- Directions: From the first line to the last, reproduce the data exactly.

[[ Material shown, beginning ]]

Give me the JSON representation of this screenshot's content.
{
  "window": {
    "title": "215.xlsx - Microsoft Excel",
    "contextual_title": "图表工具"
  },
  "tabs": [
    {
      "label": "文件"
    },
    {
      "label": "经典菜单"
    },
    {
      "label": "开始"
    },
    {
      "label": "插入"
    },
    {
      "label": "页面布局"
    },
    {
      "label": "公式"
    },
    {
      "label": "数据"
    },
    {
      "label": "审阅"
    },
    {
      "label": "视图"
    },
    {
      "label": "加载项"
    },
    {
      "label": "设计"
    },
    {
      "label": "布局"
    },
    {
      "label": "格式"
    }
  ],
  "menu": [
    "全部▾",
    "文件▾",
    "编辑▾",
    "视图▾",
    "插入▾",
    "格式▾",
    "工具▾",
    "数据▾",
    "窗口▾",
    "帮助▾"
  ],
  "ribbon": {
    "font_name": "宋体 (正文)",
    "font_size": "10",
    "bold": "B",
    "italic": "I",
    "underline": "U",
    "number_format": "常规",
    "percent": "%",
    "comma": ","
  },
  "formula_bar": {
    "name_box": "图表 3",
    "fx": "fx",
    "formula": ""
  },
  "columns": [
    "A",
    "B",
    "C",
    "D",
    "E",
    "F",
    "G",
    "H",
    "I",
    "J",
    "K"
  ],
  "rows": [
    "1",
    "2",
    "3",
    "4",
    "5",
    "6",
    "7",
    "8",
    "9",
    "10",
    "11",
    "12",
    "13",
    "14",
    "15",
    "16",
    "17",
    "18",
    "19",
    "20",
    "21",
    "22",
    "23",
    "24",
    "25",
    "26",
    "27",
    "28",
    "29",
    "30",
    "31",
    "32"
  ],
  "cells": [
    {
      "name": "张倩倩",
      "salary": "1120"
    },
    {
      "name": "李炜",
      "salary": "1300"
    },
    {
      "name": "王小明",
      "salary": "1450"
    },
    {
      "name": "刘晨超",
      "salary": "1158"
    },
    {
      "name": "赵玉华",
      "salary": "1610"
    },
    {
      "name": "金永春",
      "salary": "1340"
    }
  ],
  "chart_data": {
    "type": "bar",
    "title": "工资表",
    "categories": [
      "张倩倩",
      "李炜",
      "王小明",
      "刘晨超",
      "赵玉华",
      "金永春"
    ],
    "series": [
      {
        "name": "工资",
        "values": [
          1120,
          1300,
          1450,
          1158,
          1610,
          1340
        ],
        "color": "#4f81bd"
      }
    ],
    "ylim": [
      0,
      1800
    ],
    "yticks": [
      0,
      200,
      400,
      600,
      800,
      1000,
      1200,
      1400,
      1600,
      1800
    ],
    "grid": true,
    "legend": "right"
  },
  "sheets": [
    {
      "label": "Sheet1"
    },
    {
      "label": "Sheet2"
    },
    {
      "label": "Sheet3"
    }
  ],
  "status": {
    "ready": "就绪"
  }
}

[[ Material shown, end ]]

- Answer to the problem:
Give me the JSON representation of this screenshot's content.
{
  "window": {
    "title": "215.xlsx - Microsoft Excel",
    "contextual_title": "图表工具"
  },
  "tabs": [
    {
      "label": "文件"
    },
    {
      "label": "经典菜单"
    },
    {
      "label": "开始"
    },
    {
      "label": "插入"
    },
    {
      "label": "页面布局"
    },
    {
      "label": "公式"
    },
    {
      "label": "数据"
    },
    {
      "label": "审阅"
    },
    {
      "label": "视图"
    },
    {
      "label": "加载项"
    },
    {
      "label": "设计"
    },
    {
      "label": "布局"
    },
    {
      "label": "格式"
    }
  ],
  "menu": [
    "全部▾",
    "文件▾",
    "编辑▾",
    "视图▾",
    "插入▾",
    "格式▾",
    "工具▾",
    "数据▾",
    "窗口▾",
    "帮助▾"
  ],
  "ribbon": {
    "font_name": "宋体 (正文)",
    "font_size": "10",
    "bold": "B",
    "italic": "I",
    "underline": "U",
    "number_format": "常规",
    "percent": "%",
    "comma": ","
  },
  "formula_bar": {
    "name_box": "图表 3",
    "fx": "fx",
    "formula": ""
  },
  "columns": [
    "A",
    "B",
    "C",
    "D",
    "E",
    "F",
    "G",
    "H",
    "I",
    "J",
    "K"
  ],
  "rows": [
    "1",
    "2",
    "3",
    "4",
    "5",
    "6",
    "7",
    "8",
    "9",
    "10",
    "11",
    "12",
    "13",
    "14",
    "15",
    "16",
    "17",
    "18",
    "19",
    "20",
    "21",
    "22",
    "23",
    "24",
    "25",
    "26",
    "27",
    "28",
    "29",
    "30",
    "31",
    "32"
  ],
  "cells": [
    {
      "name": "张倩倩",
      "salary": "1120"
    },
    {
      "name": "李炜",
      "salary": "1300"
    },
    {
      "name": "王小明",
      "salary": "1450"
    },
    {
      "name": "刘晨超",
      "salary": "1158"
    },
    {
      "name": "赵玉华",
      "salary": "1610"
    },
    {
      "name": "金永春",
      "salary": "1340"
    }
  ],
  "chart_data": {
    "type": "bar",
    "title": "工资表",
    "categories": [
      "张倩倩",
      "李炜",
      "王小明",
      "刘晨超",
      "赵玉华",
      "金永春"
    ],
    "series": [
      {
        "name": "工资",
        "values": [
          1120,
          1300,
          1450,
          1158,
          1610,
          1340
        ],
        "color": "#4f81bd"
      }
    ],
    "ylim": [
      0,
      1800
    ],
    "yticks": [
      0,
      200,
      400,
      600,
      800,
      1000,
      1200,
      1400,
      1600,
      1800
    ],
    "grid": true,
    "legend": "right"
  },
  "sheets": [
    {
      "label": "Sheet1"
    },
    {
      "label": "Sheet2"
    },
    {
      "label": "Sheet3"
    }
  ],
  "status": {
    "ready": "就绪"
  }
}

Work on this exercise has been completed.